How do you raise your prices without upsetting your loyal customers?
Pricing is one of the hardest tasks to undertake as a business owner. How do I set prices that attract the right clients and give me the return I deserve? Generally when small business owners start out they undervalue themselves and consequently undercharge their clients.
I am often quoted as saying – “start as you intend to finish” and that is especially true of your #position in the market – how you are perceived influences the prices you can afford to charge.
But sometimes we are tempted to enter the market at a lower price with the expectation to increase our prices as our reputation grows and our brand builds. But when you consider that a brand is the promise between what the business delivers and what the customer expects – dramatic pricing changes can diminish the trust.
However, moderate price increases are necessary and expected. We all know that prices go up on everything we buy so it is natural for the our price of our goods and services to go up as well. Customers are never thrilled by a price increase but they can be accepting if the news is delivered in a fair and reasonable way.
Competing with your competitors on price is a short term and dangerous strategy. If you have great products and services price is not a factor for your loyal customers.
There are a number of strategies you can use to ease customers into the change:
- Let them know first
Your loyal customers should be given advance notice of a price change. Post the price change and dates through all of your marketing platforms. You could use the opportunity as marketing tool by encouraging last chance sales before prices go up.

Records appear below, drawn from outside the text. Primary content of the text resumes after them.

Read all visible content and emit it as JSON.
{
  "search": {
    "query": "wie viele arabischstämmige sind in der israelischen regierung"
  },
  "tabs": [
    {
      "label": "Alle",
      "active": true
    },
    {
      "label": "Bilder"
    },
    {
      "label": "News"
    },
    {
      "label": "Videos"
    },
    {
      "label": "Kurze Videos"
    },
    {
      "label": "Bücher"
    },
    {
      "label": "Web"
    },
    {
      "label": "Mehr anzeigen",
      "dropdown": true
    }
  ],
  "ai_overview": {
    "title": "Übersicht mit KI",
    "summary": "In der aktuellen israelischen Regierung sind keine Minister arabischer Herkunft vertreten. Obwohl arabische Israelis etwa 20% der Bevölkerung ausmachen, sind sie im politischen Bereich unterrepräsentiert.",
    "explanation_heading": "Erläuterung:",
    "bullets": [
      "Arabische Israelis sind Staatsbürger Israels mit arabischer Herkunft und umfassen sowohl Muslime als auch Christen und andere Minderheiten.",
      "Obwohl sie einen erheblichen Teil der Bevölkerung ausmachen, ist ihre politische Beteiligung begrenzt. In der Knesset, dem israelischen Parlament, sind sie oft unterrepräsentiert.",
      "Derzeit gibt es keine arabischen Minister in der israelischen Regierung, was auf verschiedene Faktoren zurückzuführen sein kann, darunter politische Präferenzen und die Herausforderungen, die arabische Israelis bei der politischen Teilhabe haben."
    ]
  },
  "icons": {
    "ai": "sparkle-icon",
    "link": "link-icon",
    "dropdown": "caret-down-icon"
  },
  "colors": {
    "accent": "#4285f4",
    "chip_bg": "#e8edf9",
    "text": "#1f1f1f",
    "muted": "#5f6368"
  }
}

Remind customers how long your prices have been the same. e.g “ after years of bringing you the best ‘x’ to continue to offer you the best we have to increase our prices.” Reinforce your point of difference and the value you create, the problem you solve.
- Combine a price Increase with new pricing options

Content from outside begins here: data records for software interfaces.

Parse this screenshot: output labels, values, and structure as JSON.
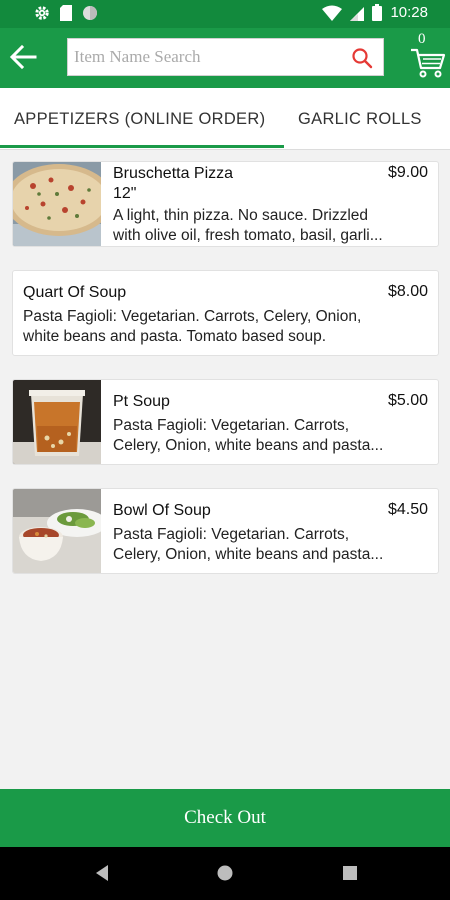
{
  "status_bar": {
    "time": "10:28"
  },
  "search": {
    "placeholder": "Item Name Search",
    "value": ""
  },
  "cart": {
    "count": "0"
  },
  "tabs": [
    {
      "label": "APPETIZERS (ONLINE ORDER)",
      "selected": true
    },
    {
      "label": "GARLIC ROLLS",
      "selected": false
    }
  ],
  "items": [
    {
      "name_line1": "Bruschetta Pizza",
      "name_line2": "12\"",
      "price": "$9.00",
      "desc_line1": "A light, thin pizza. No sauce. Drizzled",
      "desc_line2": "with olive oil, fresh tomato, basil, garli...",
      "image": "pizza-photo"
    },
    {
      "name_line1": "Quart Of Soup",
      "name_line2": "",
      "price": "$8.00",
      "desc_line1": "Pasta Fagioli: Vegetarian. Carrots, Celery, Onion,",
      "desc_line2": "white beans and pasta. Tomato based soup.",
      "image": ""
    },
    {
      "name_line1": "Pt Soup",
      "name_line2": "",
      "price": "$5.00",
      "desc_line1": "Pasta Fagioli: Vegetarian. Carrots,",
      "desc_line2": "Celery, Onion, white beans and pasta...",
      "image": "soup-container-photo"
    },
    {
      "name_line1": "Bowl Of Soup",
      "name_line2": "",
      "price": "$4.50",
      "desc_line1": "Pasta Fagioli: Vegetarian. Carrots,",
      "desc_line2": "Celery, Onion, white beans and pasta...",
      "image": "soup-bowl-photo"
    }
  ],
  "checkout": {
    "label": "Check Out"
  },
  "colors": {
    "primary": "#1a9a48",
    "status_bar": "#128a3d",
    "search_icon": "#e53935"
  }
}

Try creating new value deals, subscriptions or cross-selling with related services. Offer add-on services as part of a bundled price.

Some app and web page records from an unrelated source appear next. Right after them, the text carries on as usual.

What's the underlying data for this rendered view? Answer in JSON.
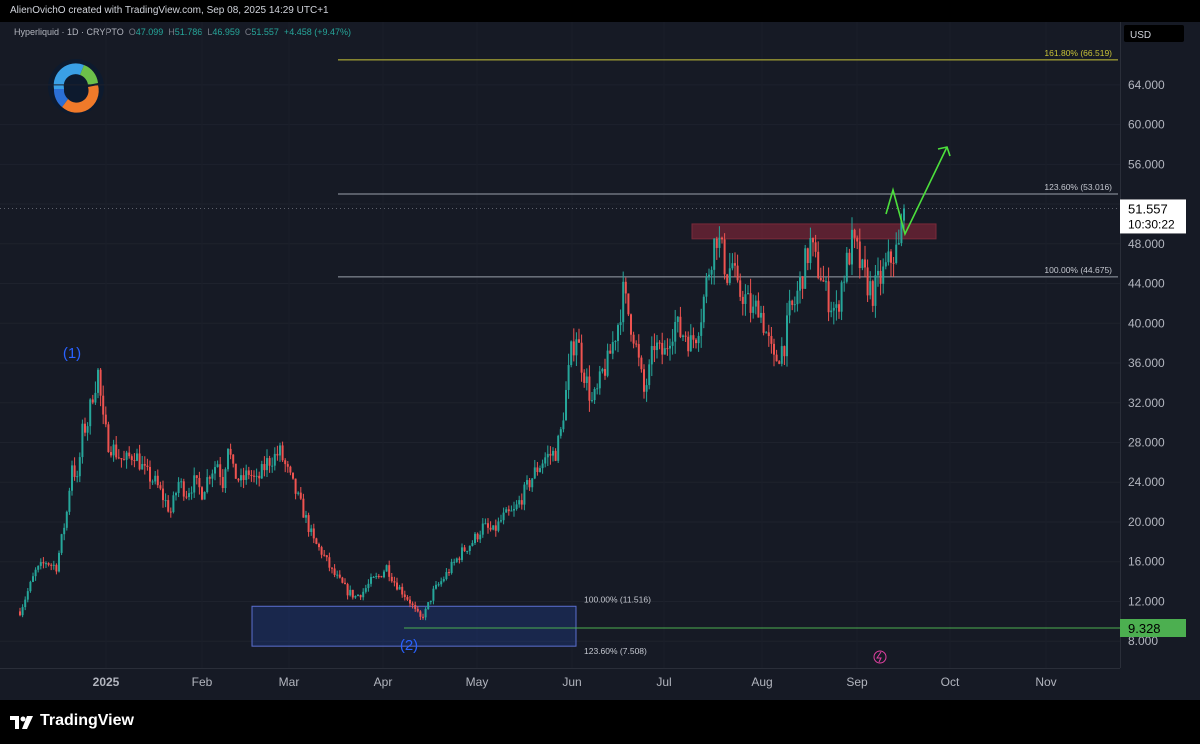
{
  "header": {
    "credit": "AlienOvichO created with TradingView.com, Sep 08, 2025 14:29 UTC+1",
    "symbol": "Hyperliquid · 1D · CRYPTO",
    "o_label": "O",
    "o_value": "47.099",
    "h_label": "H",
    "h_value": "51.786",
    "l_label": "L",
    "l_value": "46.959",
    "c_label": "C",
    "c_value": "51.557",
    "change": "+4.458 (+9.47%)"
  },
  "footer": {
    "brand": "TradingView"
  },
  "colors": {
    "background": "#161a25",
    "up": "#26a69a",
    "down": "#ef5350",
    "fib_top": "#c8c337",
    "projection_arrow": "#4cdf3c",
    "support_line": "#4caf50",
    "wave_label": "#2962ff"
  },
  "chart_data": {
    "type": "candlestick",
    "currency": "USD",
    "y_ticks": [
      "8.000",
      "12.000",
      "16.000",
      "20.000",
      "24.000",
      "28.000",
      "32.000",
      "36.000",
      "40.000",
      "44.000",
      "48.000",
      "52.000",
      "56.000",
      "60.000",
      "64.000"
    ],
    "x_ticks": [
      "2025",
      "Feb",
      "Mar",
      "Apr",
      "May",
      "Jun",
      "Jul",
      "Aug",
      "Sep",
      "Oct",
      "Nov"
    ],
    "ylim": [
      6,
      69
    ],
    "last_price": "51.557",
    "countdown": "10:30:22",
    "support_level": "9.328",
    "fib_levels": [
      {
        "label": "161.80% (66.519)",
        "value": 66.519
      },
      {
        "label": "123.60% (53.016)",
        "value": 53.016
      },
      {
        "label": "100.00% (44.675)",
        "value": 44.675
      },
      {
        "label": "100.00% (11.516)",
        "value": 11.516
      },
      {
        "label": "123.60% (7.508)",
        "value": 7.508
      }
    ],
    "wave_labels": [
      "(1)",
      "(2)"
    ],
    "resistance_zone": [
      48.5,
      50.0
    ],
    "demand_zone": [
      7.5,
      11.516
    ],
    "price_path": [
      [
        0,
        11
      ],
      [
        3,
        13
      ],
      [
        6,
        15
      ],
      [
        10,
        16
      ],
      [
        14,
        15.5
      ],
      [
        18,
        21
      ],
      [
        20,
        26
      ],
      [
        22,
        24
      ],
      [
        24,
        29
      ],
      [
        26,
        30
      ],
      [
        28,
        33
      ],
      [
        30,
        35
      ],
      [
        32,
        30
      ],
      [
        34,
        28
      ],
      [
        37,
        27
      ],
      [
        40,
        26
      ],
      [
        44,
        27
      ],
      [
        48,
        25
      ],
      [
        52,
        24
      ],
      [
        56,
        22
      ],
      [
        58,
        21
      ],
      [
        61,
        24
      ],
      [
        64,
        23
      ],
      [
        67,
        24
      ],
      [
        70,
        23
      ],
      [
        73,
        25
      ],
      [
        76,
        26
      ],
      [
        78,
        24
      ],
      [
        80,
        28
      ],
      [
        82,
        25
      ],
      [
        85,
        24
      ],
      [
        88,
        25
      ],
      [
        91,
        24
      ],
      [
        95,
        26
      ],
      [
        100,
        27
      ],
      [
        103,
        25
      ],
      [
        106,
        23
      ],
      [
        109,
        21
      ],
      [
        113,
        18
      ],
      [
        116,
        17
      ],
      [
        120,
        15
      ],
      [
        123,
        14
      ],
      [
        126,
        13
      ],
      [
        129,
        12.5
      ],
      [
        132,
        13
      ],
      [
        135,
        14
      ],
      [
        138,
        14.5
      ],
      [
        141,
        15.5
      ],
      [
        144,
        14
      ],
      [
        147,
        13
      ],
      [
        150,
        12
      ],
      [
        152,
        11
      ],
      [
        154,
        10.3
      ],
      [
        156,
        11
      ],
      [
        159,
        13
      ],
      [
        162,
        14
      ],
      [
        166,
        15.5
      ],
      [
        170,
        17
      ],
      [
        174,
        18
      ],
      [
        178,
        19.5
      ],
      [
        182,
        19
      ],
      [
        186,
        20.5
      ],
      [
        190,
        21
      ],
      [
        194,
        23
      ],
      [
        198,
        25
      ],
      [
        202,
        26.5
      ],
      [
        206,
        27
      ],
      [
        208,
        29
      ],
      [
        210,
        33
      ],
      [
        212,
        37
      ],
      [
        214,
        39
      ],
      [
        216,
        36
      ],
      [
        218,
        34
      ],
      [
        220,
        32
      ],
      [
        222,
        33
      ],
      [
        224,
        35
      ],
      [
        226,
        36
      ],
      [
        228,
        38
      ],
      [
        230,
        40
      ],
      [
        232,
        43
      ],
      [
        234,
        41
      ],
      [
        236,
        39
      ],
      [
        238,
        36
      ],
      [
        240,
        33
      ],
      [
        242,
        35
      ],
      [
        244,
        38
      ],
      [
        246,
        37
      ],
      [
        248,
        37
      ],
      [
        250,
        39
      ],
      [
        252,
        40
      ],
      [
        254,
        39
      ],
      [
        256,
        39
      ],
      [
        258,
        38
      ],
      [
        260,
        39
      ],
      [
        262,
        41
      ],
      [
        264,
        44
      ],
      [
        266,
        47
      ],
      [
        268,
        49
      ],
      [
        270,
        47
      ],
      [
        272,
        45
      ],
      [
        274,
        46
      ],
      [
        276,
        43
      ],
      [
        278,
        43
      ],
      [
        280,
        42
      ],
      [
        282,
        41
      ],
      [
        284,
        42
      ],
      [
        286,
        40
      ],
      [
        288,
        38
      ],
      [
        290,
        36
      ],
      [
        292,
        37
      ],
      [
        294,
        38
      ],
      [
        296,
        41
      ],
      [
        298,
        42
      ],
      [
        300,
        44
      ],
      [
        302,
        46
      ],
      [
        304,
        48
      ],
      [
        306,
        46
      ],
      [
        308,
        45
      ],
      [
        310,
        43
      ],
      [
        312,
        42
      ],
      [
        314,
        41
      ],
      [
        316,
        44
      ],
      [
        318,
        46
      ],
      [
        320,
        48
      ],
      [
        322,
        47
      ],
      [
        324,
        45
      ],
      [
        326,
        44
      ],
      [
        328,
        43
      ],
      [
        330,
        44
      ],
      [
        332,
        45
      ],
      [
        334,
        46
      ],
      [
        336,
        47
      ],
      [
        338,
        47.5
      ],
      [
        340,
        51.557
      ]
    ]
  }
}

If you also operate B2B it is also the right time to renegotiate contracts. Build in the price increases. It’s a good idea to market this as an annual event so there are no surprises.
- Identify New Markets
You could offer your products or services to a more affluent customer base that will easily accept higher prices.
- AcceptanceBe confident with your decision – you know it is necessary for your business to continue / be more profitable. You might lose some customers, but you need to know that it is ok – if some of your customers go to a ‘cheaper’ competitor – they were never really part of your brand’s ‘tribe’. Use the opportunity to find out just who is.Have you had any challenges when you’ve raised your prices? Let me know.